Ich hab genug Deutsch – I have enough German to read the many one-star Amazon.de reviews of German teen Helene Hegemann’s first novel Axolotl Roadkill in their original versions. Most of them are not at all complimentary and ask why all the attention has been paid to the book’s exploitation of German grossness, ugly imagery and basically, teens doing self-destructive crap to themselves and others.
Basically, unapologetic Helene, who is only 17 years old and the daughter of Carl Hegemann, an “author, theater and film producer,” does not deny that large portions of her critically-acclaimed book were copied wholesale from a book called Strobo, a small-press book by a blogger named Airen. According to Helene, whose very-German publicity photo shows her holding a cigarette and glaring into the camera, she is sorry that she didn’t acknowledge “all the people whose writings helped me,” but that there is no “originality – only authenticity.”
Helene is my own daughter’s age, and I might like to think that I’m the mom with the most mother-teen daughter challenges, but I think Carl has his hands full with smokin’ (and I don’t mean “hot”) Helene. According to her German Wikipedia, Helene’s mother died when she was 14 and she now lives with her father in Berlin.
It’s yet another sign of the vast gulf between American culture and German culture that Helene has numerous pictures of herself smoking cigarettes and, while I haven’t combed Spiegel for slams, it doesn’t seem like anybody in Germany thinks anything of a 17-year old smoking and following the great tradition of German “degenerate” art and lifestyle.
This is her MySpace and most American parents would FREAK OUT upon seeing their child doing this – and again, I don’t mean Chris Crocker. “lovelyskizze” supposedly means “lovely sketch.”
Like this – Egon Schiele. This is far from the most disturbing Egon Schiele painting, but this bit of eurotrash classic is from 1914 – Egon Schiele and his wife Edith both succumbed to the 1918 flu in Vienna.
So, in one respect, this author is correct. Helene’s book does follow from German culture. More than many cultures, German art does look toward mashups; it has an endless fascination with death, sex, degeneracy and dissolution.

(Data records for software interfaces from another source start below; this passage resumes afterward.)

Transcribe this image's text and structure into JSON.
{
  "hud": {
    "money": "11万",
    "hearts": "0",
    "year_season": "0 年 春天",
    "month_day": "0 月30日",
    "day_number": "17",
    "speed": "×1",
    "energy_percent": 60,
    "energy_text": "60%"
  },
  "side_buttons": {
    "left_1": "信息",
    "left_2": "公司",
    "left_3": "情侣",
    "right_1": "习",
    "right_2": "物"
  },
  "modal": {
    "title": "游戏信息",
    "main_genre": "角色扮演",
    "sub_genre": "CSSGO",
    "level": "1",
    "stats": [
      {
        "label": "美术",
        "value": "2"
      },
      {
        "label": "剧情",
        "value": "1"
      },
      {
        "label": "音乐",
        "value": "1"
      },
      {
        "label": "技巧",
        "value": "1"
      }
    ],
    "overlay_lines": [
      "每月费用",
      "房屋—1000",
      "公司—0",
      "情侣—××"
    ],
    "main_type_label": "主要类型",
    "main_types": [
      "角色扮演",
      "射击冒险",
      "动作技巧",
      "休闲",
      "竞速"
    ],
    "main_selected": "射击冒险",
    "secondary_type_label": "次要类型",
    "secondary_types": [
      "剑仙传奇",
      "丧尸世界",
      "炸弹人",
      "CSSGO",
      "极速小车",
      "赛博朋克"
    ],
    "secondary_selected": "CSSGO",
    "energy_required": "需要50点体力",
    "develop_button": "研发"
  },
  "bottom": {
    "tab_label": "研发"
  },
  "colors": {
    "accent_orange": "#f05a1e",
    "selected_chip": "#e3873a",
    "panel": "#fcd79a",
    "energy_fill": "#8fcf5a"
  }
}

However, it still remains that much German intellectual thought also still responds to bullshit – the critical reviews are almost universally glowing for Helene’s book, and they’ll actually swallow feeble rationalizations like “there is no originality, only authenticity.”
It’s gross plagiarism, she’s only 17, she’s clearly careening out of control, and I give her less of a survivability index than Drew Barrymore at that same age. There’s no world in which plagiarism is “right.” And the thing is, between her and Egon Schiele – he did prison time for his own original work. She gets magazine covers and “internet fame.”